Herb latin name: Taraxacum magellanicum
Synonyms: Taraxacum officinale glabratus, Taraxacum officinale pygmaea
Edible parts of Taraxacum magellanicum:Leaves - raw or cooked. The following uses are also probably applicable to this species, though we have no records for them Root - cooked. Flowers - raw or cooked. The unopened flower buds can be used in fritters. The whole plant is dried and used as a tea. A pleasant tea is made from the flowers. The leaves and the roots can also be used to make tea. The root is dried and roasted to make a coffee substitute.
Description of the plant:
Habitat of the herb:Montane to sub-alpine grassland, rarely in lowland areas, North, South, Stewart and Chatham Islands in New Zealand.

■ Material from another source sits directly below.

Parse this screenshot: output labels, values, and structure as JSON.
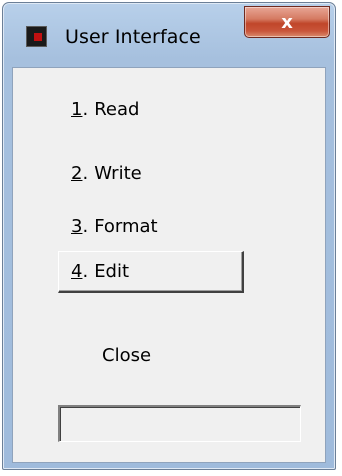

Propagation of Taraxacum magellanicum:Seed - sow spring in a cold frame and either surface-sow or only just cover the seed. Make sure the compost does not dry out. Germination should take place within 2 weeks. Prick out the seedlings into individual pots when they are large enough to handle, choosing relatively deep pots to accommodate the tap root. Plant them out in early summer. Division in early spring as the plant comes into growth.
Cultivation of the herb:Montane to sub-alpine grassland, rarely in lowland areas, North, South, Stewart and Chatham Islands in New Zealand.
Medicinal use of Taraxacum magellanicum:None known
Known hazards of Taraxacum magellanicum:None known
Plant information taken from the Plants For A Future.